The 1916-2016 Plaque, beautifully created by Michael Walsh, Kildorrery and appropriately mounted in position by Bernard Looney was unveiled by:
- Paddy Walsh , Ballygriffin, representing the community of Killavullen / Annakissa
- Ava Howard, youngest Girl in Killavullen school role in June 2016
- Will Fitzgerald, youngest boy in Ballygown school role in June 2016
- Clr. Frank O Flynn, Chairman Cork County Council 1916 Commemoration Committee, and acting mayor of Cork on the day.
At the ceremony:
- Fr, Condon blessed the plaque.
- We had a slow air, beautifully played by local musician Leah McCarthy Cahill.
- Clr. Frank O Flynn read the proclamation with real gusto and stirring.
- The local church choir sand Grace - a song about Grace Gifford, the tragic bride of 1916. The ballad tells the story of the hopeless love between Grace and Joseph Plunkett, one of the leaders of the Easter Rising.
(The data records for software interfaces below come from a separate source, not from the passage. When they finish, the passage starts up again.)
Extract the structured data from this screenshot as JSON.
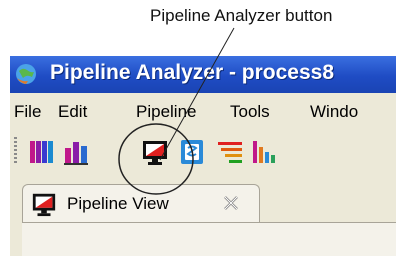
{
  "callout": {
    "label": "Pipeline Analyzer button"
  },
  "window": {
    "title": "Pipeline Analyzer - process8"
  },
  "menu": {
    "items": [
      "File",
      "Edit",
      "Pipeline",
      "Tools",
      "Windo"
    ]
  },
  "toolbar": {
    "buttons": [
      {
        "icon": "multicolor-bar-chart-icon"
      },
      {
        "icon": "bar-chart-icon"
      },
      {
        "icon": "pipeline-analyzer-icon"
      },
      {
        "icon": "blue-document-icon"
      },
      {
        "icon": "horizontal-bars-icon"
      },
      {
        "icon": "small-bar-chart-icon"
      }
    ]
  },
  "tab": {
    "label": "Pipeline View",
    "icon": "pipeline-view-icon",
    "close_icon": "close-icon"
  }
}
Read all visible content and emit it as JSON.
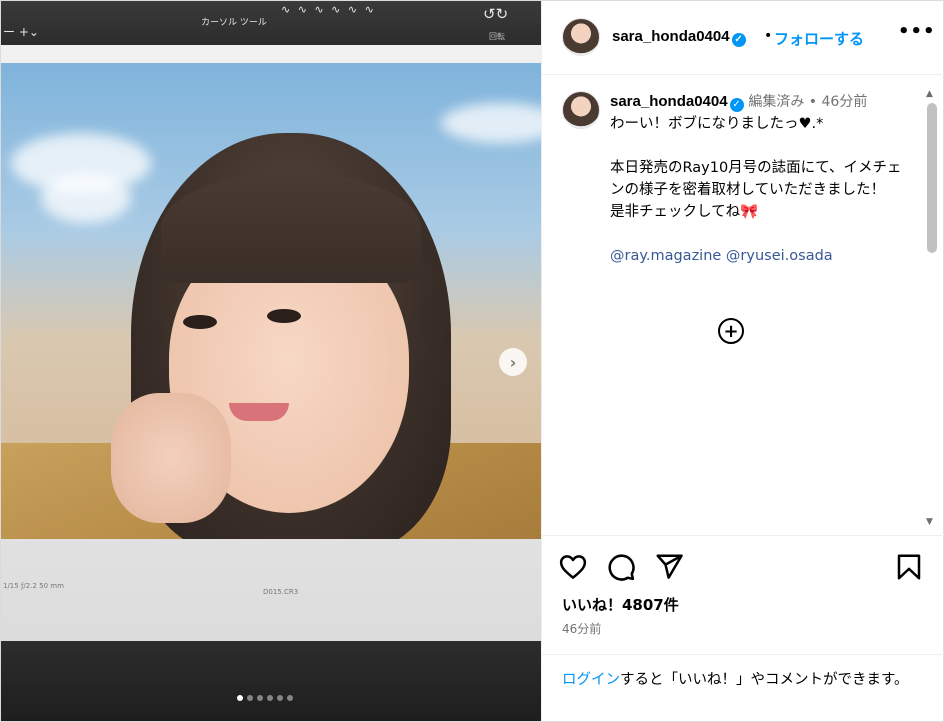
{
  "photo": {
    "toolbar_label": "カーソル ツール",
    "toolbar_left": "ー +⌄",
    "toolbar_squiggles": "∿ ∿ ∿ ∿ ∿ ∿",
    "rotate_icons": "↺↻",
    "rotate_label": "回転",
    "meta_left": "1/15   ƒ/2.2   50 mm",
    "meta_center": "D015.CR3",
    "carousel_total": 6,
    "carousel_active_index": 0
  },
  "header": {
    "username": "sara_honda0404",
    "separator": "•",
    "follow_label": "フォローする",
    "more_label": "•••"
  },
  "caption": {
    "username": "sara_honda0404",
    "meta": "編集済み • 46分前",
    "lines": [
      "わーい！ボブになりましたっ♥.*",
      "",
      "本日発売のRay10月号の誌面にて、イメチェンの様子を密着取材していただきました！",
      "是非チェックしてね🎀",
      "",
      "@ray.magazine @ryusei.osada"
    ],
    "expand_label": "+"
  },
  "actions": {
    "likes": "いいね！4807件",
    "time": "46分前"
  },
  "login": {
    "link": "ログイン",
    "rest": "すると「いいね！」やコメントができます。"
  },
  "colors": {
    "accent": "#0095f6",
    "mention": "#00376b",
    "muted": "#737373"
  }
}
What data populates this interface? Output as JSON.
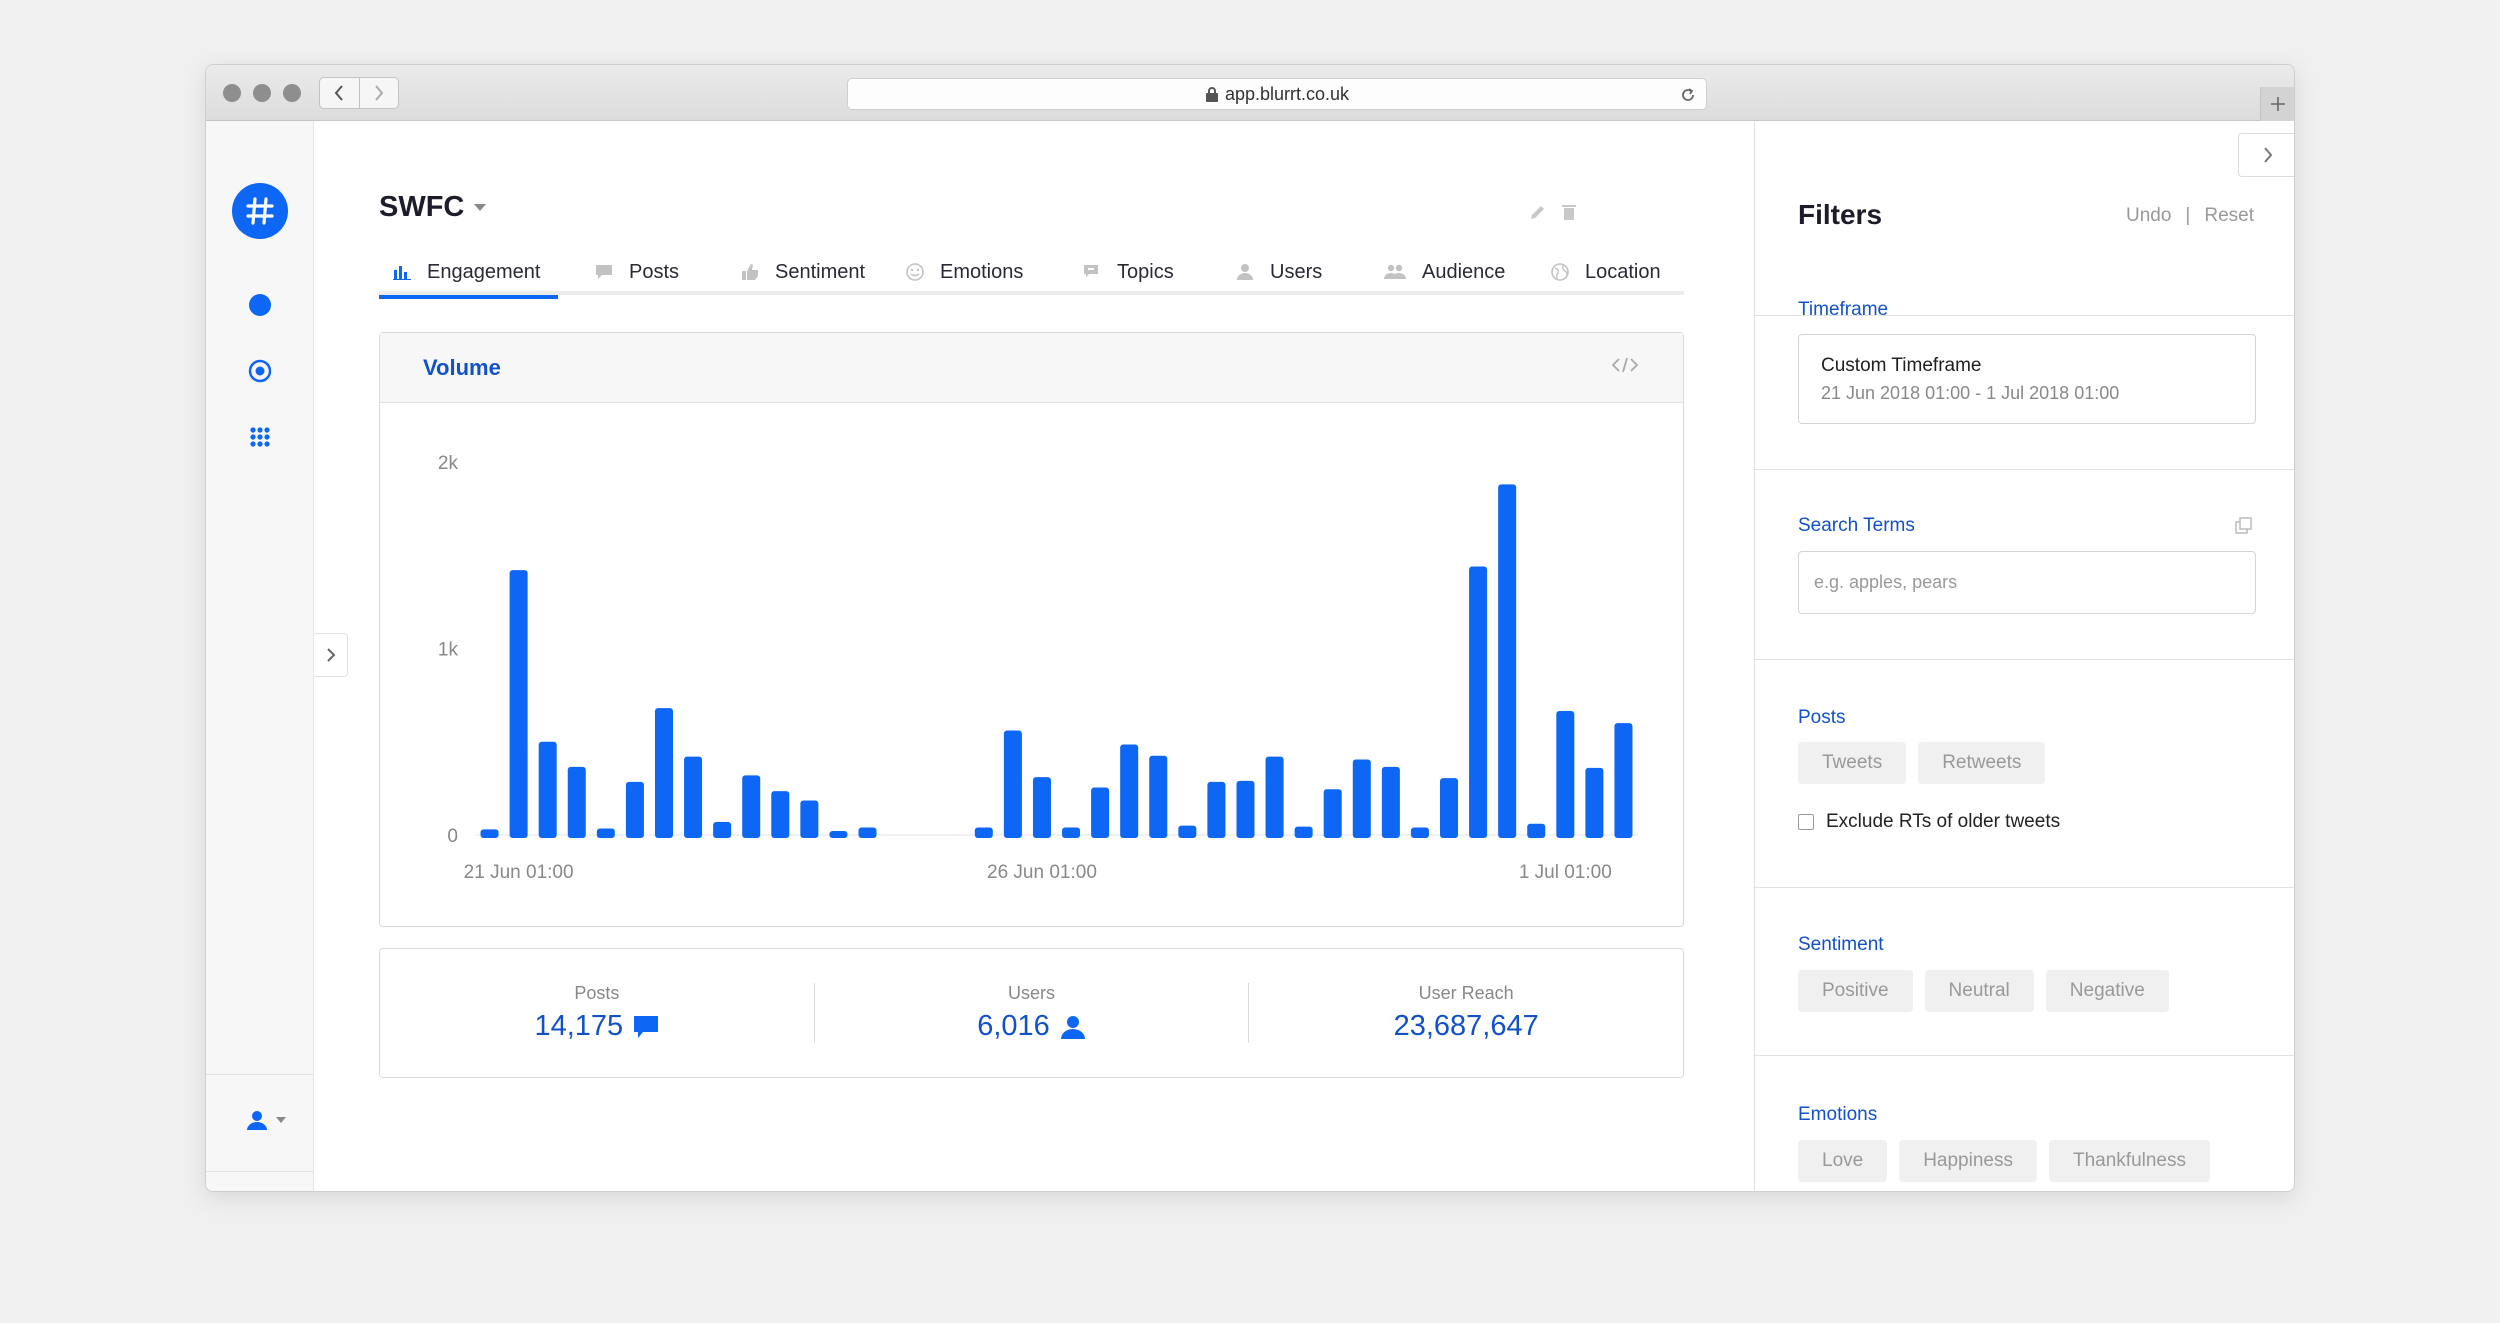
{
  "browser": {
    "url": "app.blurrt.co.uk"
  },
  "header": {
    "project_name": "SWFC"
  },
  "tabs": [
    {
      "label": "Engagement",
      "icon": "bar-chart-icon",
      "active": true
    },
    {
      "label": "Posts",
      "icon": "comment-icon",
      "active": false
    },
    {
      "label": "Sentiment",
      "icon": "thumbs-up-icon",
      "active": false
    },
    {
      "label": "Emotions",
      "icon": "smiley-icon",
      "active": false
    },
    {
      "label": "Topics",
      "icon": "chat-bubbles-icon",
      "active": false
    },
    {
      "label": "Users",
      "icon": "user-icon",
      "active": false
    },
    {
      "label": "Audience",
      "icon": "users-icon",
      "active": false
    },
    {
      "label": "Location",
      "icon": "globe-icon",
      "active": false
    }
  ],
  "volume_card": {
    "title": "Volume"
  },
  "chart_data": {
    "type": "bar",
    "title": "Volume",
    "yticks": [
      {
        "value": 0,
        "label": "0"
      },
      {
        "value": 1000,
        "label": "1k"
      },
      {
        "value": 2000,
        "label": "2k"
      }
    ],
    "ylim": [
      0,
      2000
    ],
    "xticks": [
      {
        "index": 1,
        "label": "21 Jun 01:00"
      },
      {
        "index": 19,
        "label": "26 Jun 01:00"
      },
      {
        "index": 37,
        "label": "1 Jul 01:00"
      }
    ],
    "values": [
      30,
      1420,
      500,
      365,
      35,
      285,
      680,
      420,
      70,
      320,
      235,
      185,
      20,
      40,
      0,
      0,
      0,
      40,
      560,
      310,
      40,
      255,
      485,
      425,
      50,
      285,
      290,
      420,
      45,
      245,
      405,
      365,
      40,
      305,
      1440,
      1880,
      60,
      665,
      360,
      600
    ],
    "color": "#0e66f5",
    "grid": false
  },
  "stats": [
    {
      "label": "Posts",
      "value": "14,175",
      "icon": "comment-icon"
    },
    {
      "label": "Users",
      "value": "6,016",
      "icon": "user-icon"
    },
    {
      "label": "User Reach",
      "value": "23,687,647",
      "icon": ""
    }
  ],
  "filters": {
    "title": "Filters",
    "undo_label": "Undo",
    "reset_label": "Reset",
    "timeframe": {
      "label": "Timeframe",
      "value": "Custom Timeframe",
      "range": "21 Jun 2018 01:00 - 1 Jul 2018 01:00"
    },
    "search_terms": {
      "label": "Search Terms",
      "placeholder": "e.g. apples, pears",
      "value": ""
    },
    "posts": {
      "label": "Posts",
      "options": [
        "Tweets",
        "Retweets"
      ],
      "exclude_label": "Exclude RTs of older tweets",
      "exclude_checked": false
    },
    "sentiment": {
      "label": "Sentiment",
      "options": [
        "Positive",
        "Neutral",
        "Negative"
      ]
    },
    "emotions": {
      "label": "Emotions",
      "options": [
        "Love",
        "Happiness",
        "Thankfulness"
      ]
    }
  },
  "colors": {
    "accent": "#0e66f5",
    "link": "#1251c8"
  }
}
Its stunning rendition was very moving and poignant.
- Local Historian Sean Nagle, whose own father Michael was the adjunct in the 2nd Battalion of the IRA in Cork, gave a very though provoking and very interesting speech on where we are now, in relations to the ideals of 1916.
- There was perfectly observed minutes silence before this was interrupted by a volley of shots – 21 to be precise, orchestrated by Noel Keating from Milstreet, dressed in the military uniforms of the rebels of that time.
- The tri-colour was raised by Mr Tom McCarthy, Chairman IUNVA while a Bugler played the last post & reveille.
Afterwards, the crowd dispersed to the community centre where Mary Coakley, Jerome Coakley, and Catherine Thornhill somehow managed to feed the multitudes.
The community hall looked re-splendid under the giant tri-colours; (6 metres long) stitched together by Carmel Nagle, and graciously hung up by volunteers in the GAA club.
In the hall were local historian artefacts, a very interesting rifle of the 1916 period, a detailed review of the population of Killavullen at the time, manned consciously well by Mehaul Magner, local military records compiled by Sean and Carmel Nagle, school records from Wallstown presented by John Hannon and scores of local interest photographs donated by various sources were on display.
An exhibition of 1916 volunteers, and in particular Maurice Breenan was available and the GAA club are grateful to John Breenan for lending persuasion to family members in Dromina, to allow this impressive display to be put on show in Killavullen. Indeed, a good spattering of Dromina people was observed in Killavullen on the day, conspicuous with their tell-tale banner of same.
Another noteworthy event was the Tom O’Neil exhibition of original Irish military artefacts 1913-1923 that Tom brought to Killavullen.
This was a fascinating insight into a fascinating period, and the club are grateful to Tom for his generosity in displaying this exhibition.
Mna na hÉireann served afternoon tea in the community centre at 4.00 PM, and it was the presentation, presided over by the very capable Claire Cullinane that certainly left a lasting impression. The cakes served were the stable diet of the ruling aristocrats at that time, while the Irish ate meagre rations, and more mundane food.
With Eddie Linehan, Seanachai telling stories of weasels and spiders without legs, and the local Gun club displaying fowl and game, that were eaten at the time, Joe Taylor displaying his sticks and wares, and Timmy Mulchnock and his wife displaying their aware winning bog oak and floral displays, the village was certain an entertaining place to be, on the Sunday.
All of the vintage clothing that was worn by the parishioners was made available by Caitriona Forde, and this local lady contributed enormously to the success of the day. Her next outing is a Dowtown Abbey inspired ICA event, and that, judged by the standards of the Sunday, the 21st will certainly be a spectacle worth seeing.
To each and every one that helped out, in any way, over the week end, the GAA club is indebted. But praise upon praise goes to the community for backing the day.